Similar to the traditional model of criticism, the black box has survived so well and for so long, because it installed itself next to respectively over and not in this world, as system aligning ways and qualities of our perception like a stencil. I made my first experiences as critic in a time in which dance started to regard not only the ones hither the imagined forth wall as its agents, but the entirety of everybody present in the theatre. Dance was now interested not only in the dancer but also in the watcher as hubs of movement, being moved, and sense. I was impressed and formed by pieces that didn’t just serve the theatre or castigate it as the hierarchical, authoritarian, anachronistic machine, which it is in many aspects. Instead, by blocking or letting run hot specific wheels, they forced this machine to moments of running on the spot, of collapsing, and of interrupting rhythm. These weren’t limited to the demonstrative showing of functional disorders. They were open pores and waited for what I would do with them. In such moments, I was urged mainly as a watcher (and only as every critic is just a watcher, also as a critic) to deal with my role in this game. I was not a representative, also not an authority, but a collaborator. In the beginning, this put me under quite some pressure to justify myself with the definition of critical distance in the back of my head. At a point though, whether I wanted or not, I had to stop defending a terrain that was not mine.

What I want to say is: I learned what I do in a context of artistic research objects that urged me to understand, that my so-called object is not an object. Not a piece of art that I in my role as critic could harm or be useful for, but a process of communication, resulting from the meeting of art and watcher. Described as a dialogue, this communication is not to do with the critic asking questions and art answering or vice versa. I rather sense this talk as an unpredictable, inspired and inspiring, and infiltrated monologue. Every reflection of a critic about a piece is to a large extent: Monologue. Nice for him, one could say, and ask, who should be interested in this self-reflection after just having said good-bye to his role model function as super-watcher.

I think that criticism can develop a new form of potential, when the critic enables the reader to see in him “only” another watcher with another point of view, and when the reader has every right (and no other choice) to appropriate the text he is reading as alertly as the piece he watches. Just as in the theatre, this happens via in-between spaces that remain unoccupied and that prevent the machine from just running smoothly. I don’t have a blueprint for this. I know by experience that in nine out of ten cases one will fail in this attempt that might seem pretentious at first glance. Nonetheless: Only when not just articulating criticism but when also allowing or even causing blurriness in its own system, criticism can become pervious. The blurriness that I mean is not an invitation to the author to become vague or imprecise in his approach towards a piece. On the contrary, the blurriness I mean only turns up through very exact watching and text work along myself and the objects I perceive – not with the aim to put the system “criticism” well over an object, but to let the system’s boarders fray out. Thus, as an alternative for criticism (and not out of pure self-preservation), I don’t plead for no criticism but for a criticism that is willing to put itself out of action.

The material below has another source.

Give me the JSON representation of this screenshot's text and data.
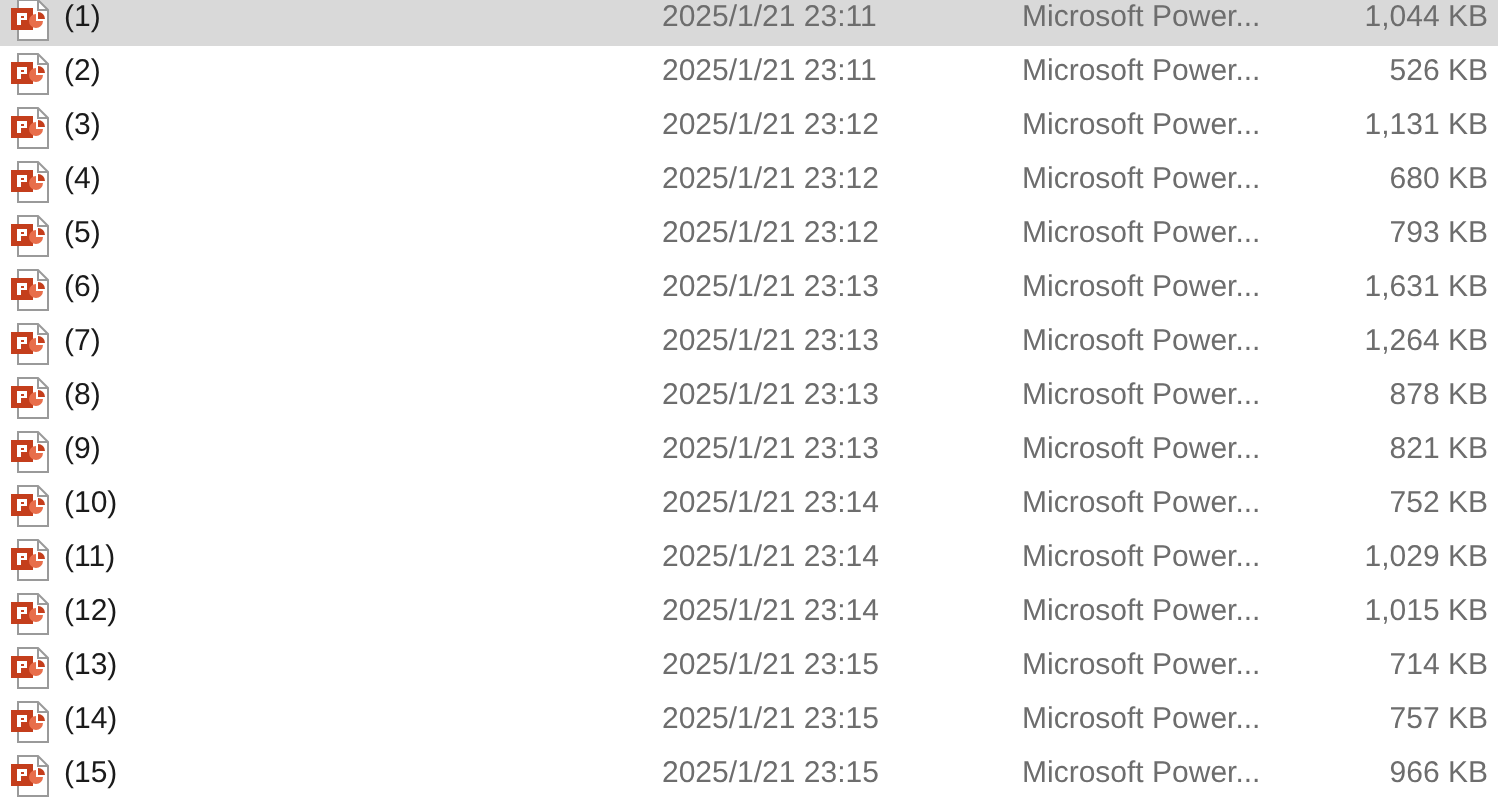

When Beuys said that every person is an artist, he didn’t mean that every artist therefore would become generally superfluous. And when scientists such as Irit Rogoff demand that the critical should no longer be acquired with a licence and be defended as a domain but, as pathetic as it might sound, be shared and lived out, I don’t automatically feel threatened in my existence. On the contrary: What contemporary choreography has found right, criticism can only find fair – to refer to itself and the system it emerges from, not from the distance that is always the privilege of “others” but right from the practice.